HOW TO COMPLETE THIS TASK
If a line of the material contains "JSON", copy it.

┌─ SOURCE DATA

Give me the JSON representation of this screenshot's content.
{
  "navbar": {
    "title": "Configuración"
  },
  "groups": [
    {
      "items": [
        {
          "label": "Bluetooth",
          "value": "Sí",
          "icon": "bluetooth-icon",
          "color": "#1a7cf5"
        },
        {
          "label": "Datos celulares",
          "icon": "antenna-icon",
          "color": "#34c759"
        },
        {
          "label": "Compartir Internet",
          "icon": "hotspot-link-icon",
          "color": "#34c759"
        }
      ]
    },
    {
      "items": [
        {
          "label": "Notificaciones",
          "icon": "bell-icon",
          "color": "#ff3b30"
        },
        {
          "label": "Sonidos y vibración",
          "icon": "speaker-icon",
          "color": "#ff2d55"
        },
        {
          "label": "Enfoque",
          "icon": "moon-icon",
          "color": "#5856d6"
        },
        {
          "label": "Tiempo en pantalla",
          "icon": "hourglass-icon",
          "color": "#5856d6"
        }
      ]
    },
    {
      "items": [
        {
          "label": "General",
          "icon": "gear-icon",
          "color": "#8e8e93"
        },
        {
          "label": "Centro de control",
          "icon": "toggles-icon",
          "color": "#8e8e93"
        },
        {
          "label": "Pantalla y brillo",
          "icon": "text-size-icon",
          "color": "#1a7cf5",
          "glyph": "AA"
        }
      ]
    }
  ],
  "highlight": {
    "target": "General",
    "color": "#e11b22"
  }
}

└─
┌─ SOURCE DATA

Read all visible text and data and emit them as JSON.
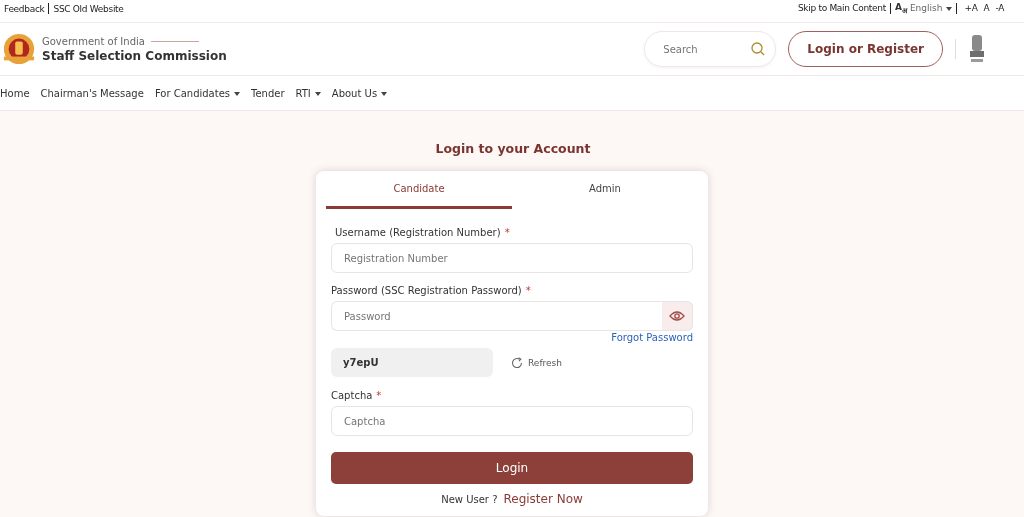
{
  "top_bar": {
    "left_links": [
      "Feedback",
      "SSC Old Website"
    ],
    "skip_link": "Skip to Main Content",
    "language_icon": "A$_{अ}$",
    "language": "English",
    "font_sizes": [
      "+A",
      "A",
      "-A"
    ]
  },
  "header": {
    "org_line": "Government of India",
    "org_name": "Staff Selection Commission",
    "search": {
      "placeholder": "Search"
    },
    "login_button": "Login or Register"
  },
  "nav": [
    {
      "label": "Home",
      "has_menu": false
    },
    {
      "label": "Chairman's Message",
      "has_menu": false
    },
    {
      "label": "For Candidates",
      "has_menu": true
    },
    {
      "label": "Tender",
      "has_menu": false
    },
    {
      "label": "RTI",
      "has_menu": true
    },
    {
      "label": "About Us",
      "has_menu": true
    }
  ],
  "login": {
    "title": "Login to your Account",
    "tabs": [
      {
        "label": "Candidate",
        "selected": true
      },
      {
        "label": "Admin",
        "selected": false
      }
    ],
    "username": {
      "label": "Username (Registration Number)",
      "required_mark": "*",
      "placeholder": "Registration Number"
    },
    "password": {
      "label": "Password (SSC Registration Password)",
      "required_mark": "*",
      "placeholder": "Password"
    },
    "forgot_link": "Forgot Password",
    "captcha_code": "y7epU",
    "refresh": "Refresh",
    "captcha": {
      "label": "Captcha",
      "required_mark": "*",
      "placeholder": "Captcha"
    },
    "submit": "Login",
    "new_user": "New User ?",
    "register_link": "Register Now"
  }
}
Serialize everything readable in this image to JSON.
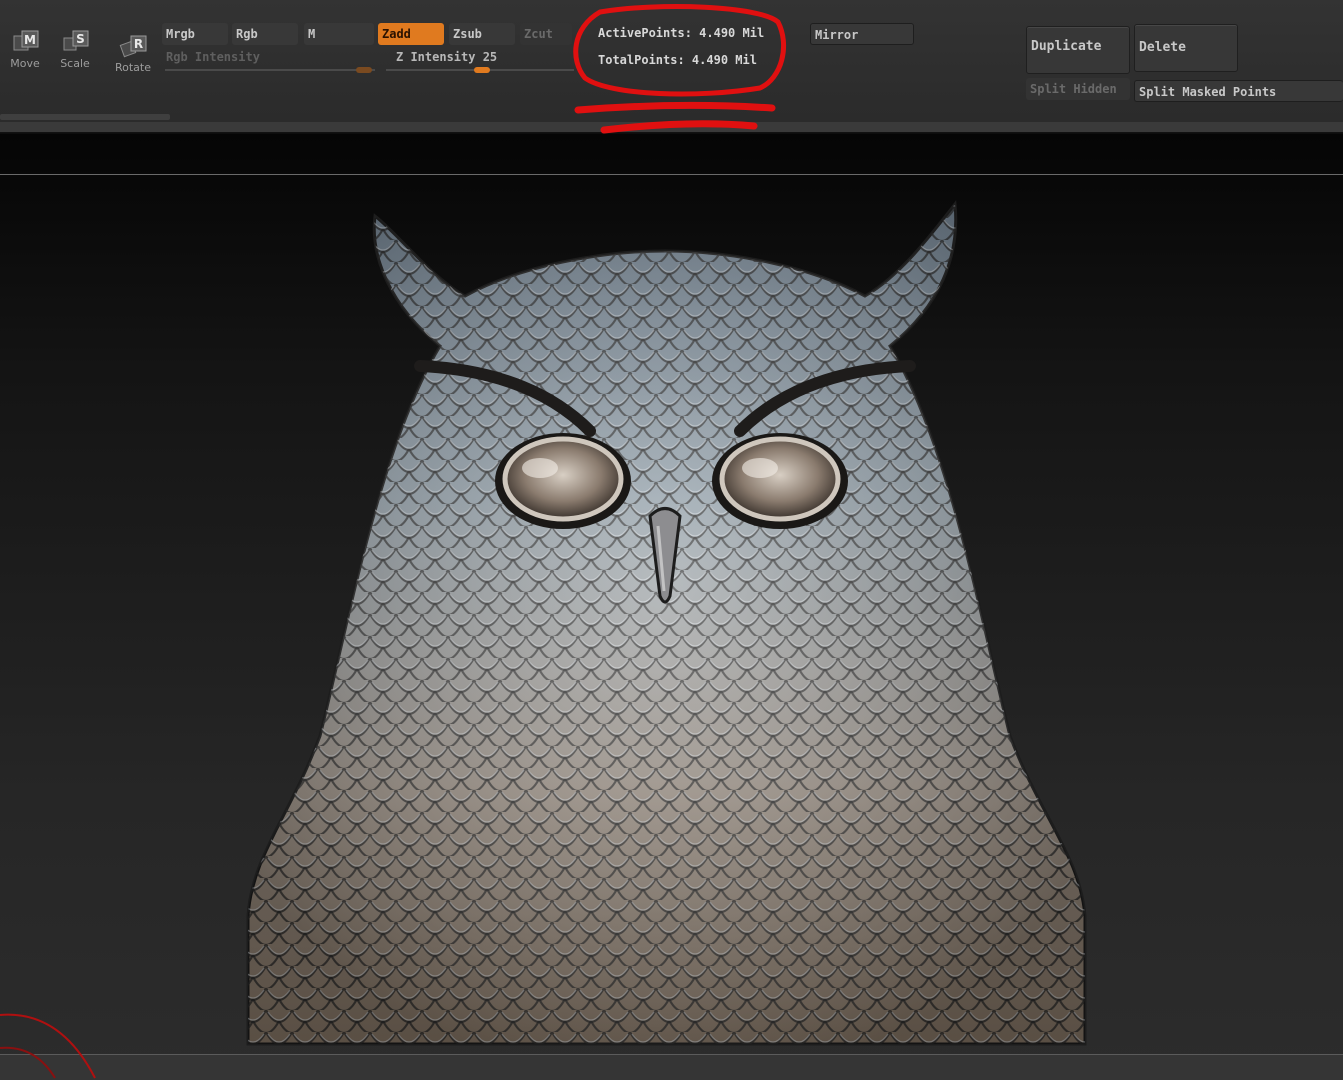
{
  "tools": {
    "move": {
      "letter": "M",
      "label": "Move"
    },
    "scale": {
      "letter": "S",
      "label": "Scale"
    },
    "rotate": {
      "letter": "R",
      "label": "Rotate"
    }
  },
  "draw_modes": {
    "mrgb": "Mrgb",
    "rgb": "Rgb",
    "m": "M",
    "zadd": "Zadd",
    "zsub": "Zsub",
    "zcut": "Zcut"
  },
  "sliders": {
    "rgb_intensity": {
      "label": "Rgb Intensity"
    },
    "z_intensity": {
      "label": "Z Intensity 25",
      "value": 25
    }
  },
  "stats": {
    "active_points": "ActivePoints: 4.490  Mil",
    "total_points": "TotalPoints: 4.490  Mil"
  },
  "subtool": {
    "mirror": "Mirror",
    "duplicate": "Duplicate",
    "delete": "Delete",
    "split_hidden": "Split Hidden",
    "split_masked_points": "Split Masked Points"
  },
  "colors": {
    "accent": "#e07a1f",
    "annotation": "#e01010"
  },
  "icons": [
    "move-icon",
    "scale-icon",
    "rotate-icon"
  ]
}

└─

SOLUTION TO THIS EXERCISE
Give me the JSON representation of this screenshot's content.
Read all visible text and data and emit them as JSON.
Serialize everything readable in this image to JSON.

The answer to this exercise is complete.